Description of the task
Repeat every line of the data exactly; the pictures stay out.

Records
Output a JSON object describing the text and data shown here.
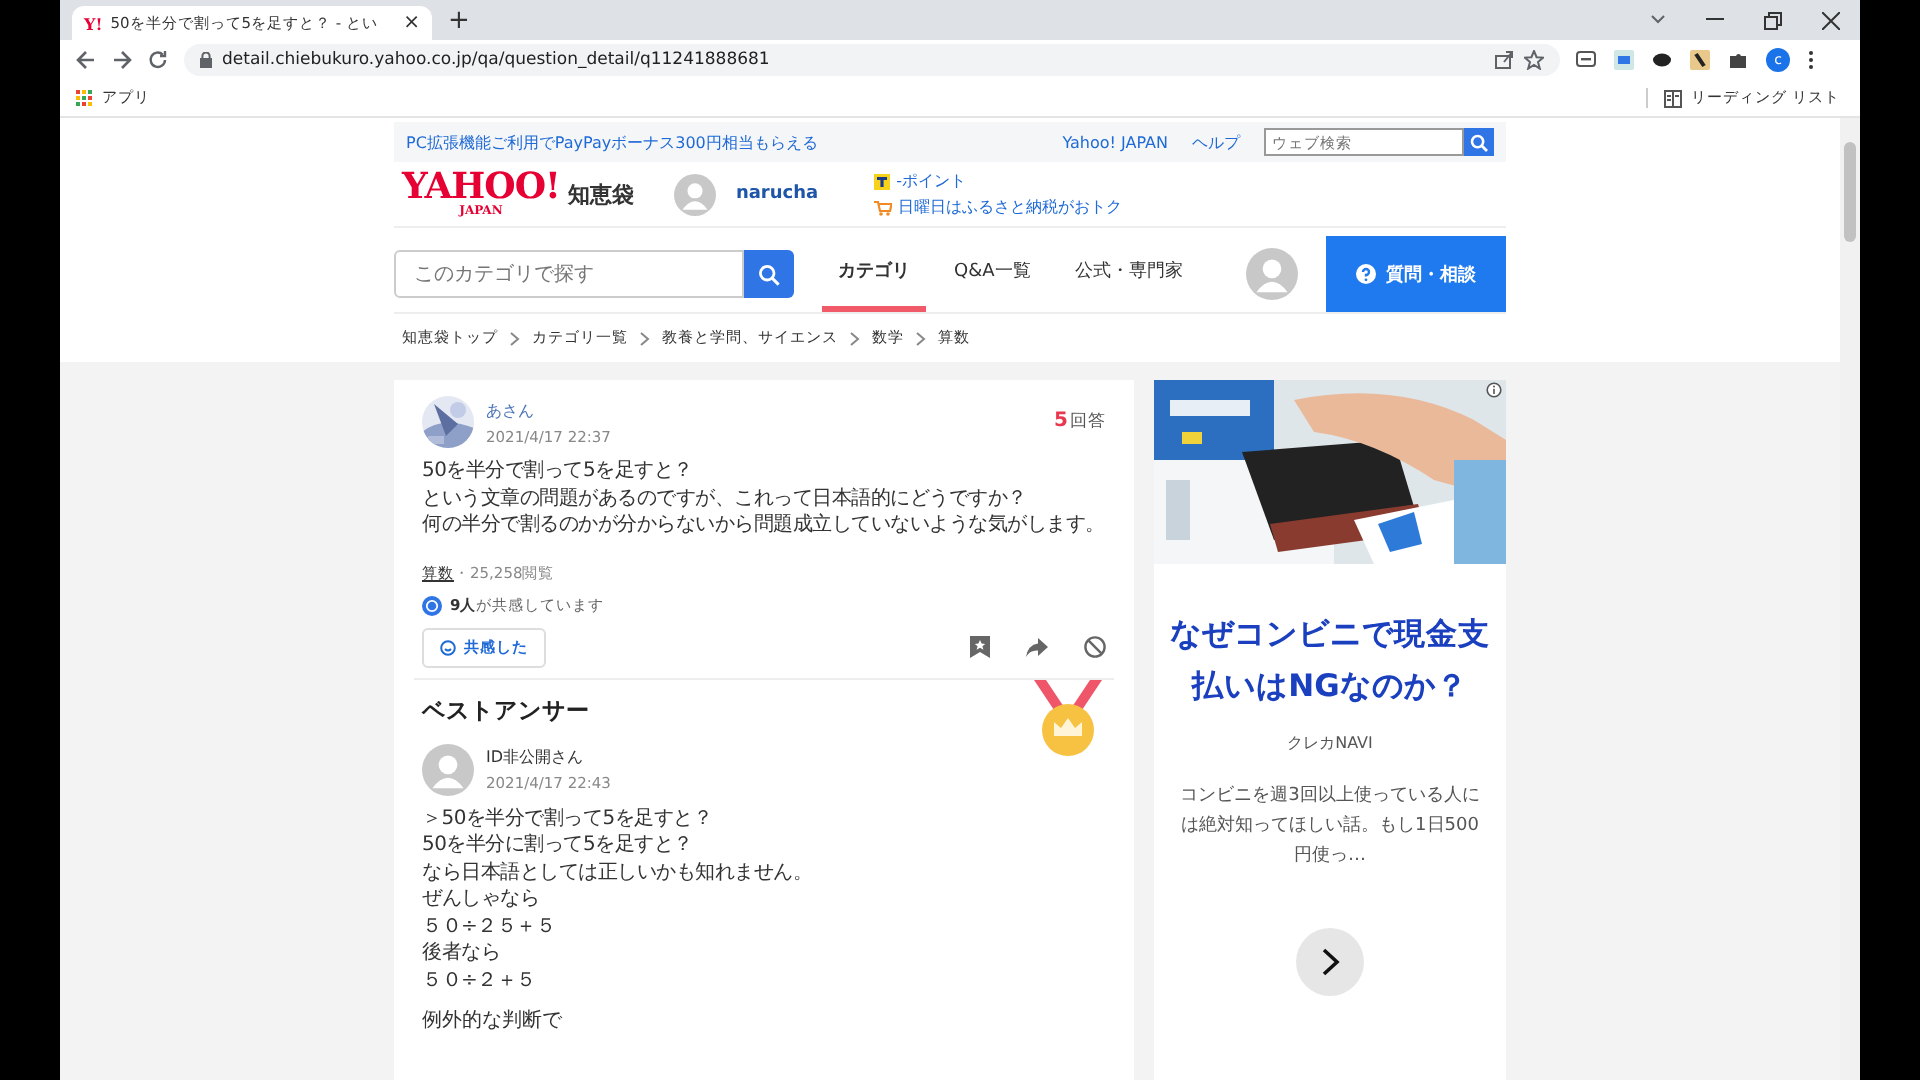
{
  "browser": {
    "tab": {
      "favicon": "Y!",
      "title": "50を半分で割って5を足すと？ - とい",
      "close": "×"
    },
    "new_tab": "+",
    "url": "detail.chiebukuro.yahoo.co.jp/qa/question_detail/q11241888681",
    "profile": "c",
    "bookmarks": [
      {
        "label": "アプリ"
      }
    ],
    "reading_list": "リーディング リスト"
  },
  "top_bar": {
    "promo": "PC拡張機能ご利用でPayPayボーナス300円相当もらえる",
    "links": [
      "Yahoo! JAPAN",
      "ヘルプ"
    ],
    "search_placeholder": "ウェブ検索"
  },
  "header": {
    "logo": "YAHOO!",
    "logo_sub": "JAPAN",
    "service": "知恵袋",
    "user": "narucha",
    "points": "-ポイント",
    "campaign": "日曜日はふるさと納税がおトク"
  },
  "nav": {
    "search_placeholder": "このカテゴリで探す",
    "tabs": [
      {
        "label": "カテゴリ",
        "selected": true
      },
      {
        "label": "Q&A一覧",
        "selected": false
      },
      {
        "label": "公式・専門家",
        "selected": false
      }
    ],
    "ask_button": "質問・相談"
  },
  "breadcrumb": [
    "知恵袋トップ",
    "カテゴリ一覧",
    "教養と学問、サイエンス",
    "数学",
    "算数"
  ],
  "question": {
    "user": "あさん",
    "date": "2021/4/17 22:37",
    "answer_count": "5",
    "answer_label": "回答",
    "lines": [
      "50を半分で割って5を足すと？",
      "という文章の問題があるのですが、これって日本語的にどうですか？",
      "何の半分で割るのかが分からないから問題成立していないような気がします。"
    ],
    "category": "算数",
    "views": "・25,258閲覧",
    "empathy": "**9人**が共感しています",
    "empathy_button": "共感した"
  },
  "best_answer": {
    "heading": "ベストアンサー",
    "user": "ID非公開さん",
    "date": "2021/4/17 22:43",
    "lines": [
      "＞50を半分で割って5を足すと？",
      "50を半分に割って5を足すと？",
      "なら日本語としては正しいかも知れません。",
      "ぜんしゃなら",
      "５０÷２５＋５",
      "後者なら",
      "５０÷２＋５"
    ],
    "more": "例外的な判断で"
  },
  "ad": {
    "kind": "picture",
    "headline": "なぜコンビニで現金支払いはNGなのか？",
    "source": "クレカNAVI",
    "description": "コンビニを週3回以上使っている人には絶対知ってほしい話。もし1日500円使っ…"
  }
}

Response below
Output a JSON object describing the text and data shown here.
{
  "browser": {
    "tab": {
      "favicon": "Y!",
      "title": "50を半分で割って5を足すと？ - とい",
      "close": "×"
    },
    "new_tab": "+",
    "url": "detail.chiebukuro.yahoo.co.jp/qa/question_detail/q11241888681",
    "profile": "c",
    "bookmarks": [
      {
        "label": "アプリ"
      }
    ],
    "reading_list": "リーディング リスト"
  },
  "top_bar": {
    "promo": "PC拡張機能ご利用でPayPayボーナス300円相当もらえる",
    "links": [
      "Yahoo! JAPAN",
      "ヘルプ"
    ],
    "search_placeholder": "ウェブ検索"
  },
  "header": {
    "logo": "YAHOO!",
    "logo_sub": "JAPAN",
    "service": "知恵袋",
    "user": "narucha",
    "points": "-ポイント",
    "campaign": "日曜日はふるさと納税がおトク"
  },
  "nav": {
    "search_placeholder": "このカテゴリで探す",
    "tabs": [
      {
        "label": "カテゴリ",
        "selected": true
      },
      {
        "label": "Q&A一覧",
        "selected": false
      },
      {
        "label": "公式・専門家",
        "selected": false
      }
    ],
    "ask_button": "質問・相談"
  },
  "breadcrumb": [
    "知恵袋トップ",
    "カテゴリ一覧",
    "教養と学問、サイエンス",
    "数学",
    "算数"
  ],
  "question": {
    "user": "あさん",
    "date": "2021/4/17 22:37",
    "answer_count": "5",
    "answer_label": "回答",
    "lines": [
      "50を半分で割って5を足すと？",
      "という文章の問題があるのですが、これって日本語的にどうですか？",
      "何の半分で割るのかが分からないから問題成立していないような気がします。"
    ],
    "category": "算数",
    "views": "・25,258閲覧",
    "empathy": "**9人**が共感しています",
    "empathy_button": "共感した"
  },
  "best_answer": {
    "heading": "ベストアンサー",
    "user": "ID非公開さん",
    "date": "2021/4/17 22:43",
    "lines": [
      "＞50を半分で割って5を足すと？",
      "50を半分に割って5を足すと？",
      "なら日本語としては正しいかも知れません。",
      "ぜんしゃなら",
      "５０÷２５＋５",
      "後者なら",
      "５０÷２＋５"
    ],
    "more": "例外的な判断で"
  },
  "ad": {
    "kind": "picture",
    "headline": "なぜコンビニで現金支払いはNGなのか？",
    "source": "クレカNAVI",
    "description": "コンビニを週3回以上使っている人には絶対知ってほしい話。もし1日500円使っ…"
  }
}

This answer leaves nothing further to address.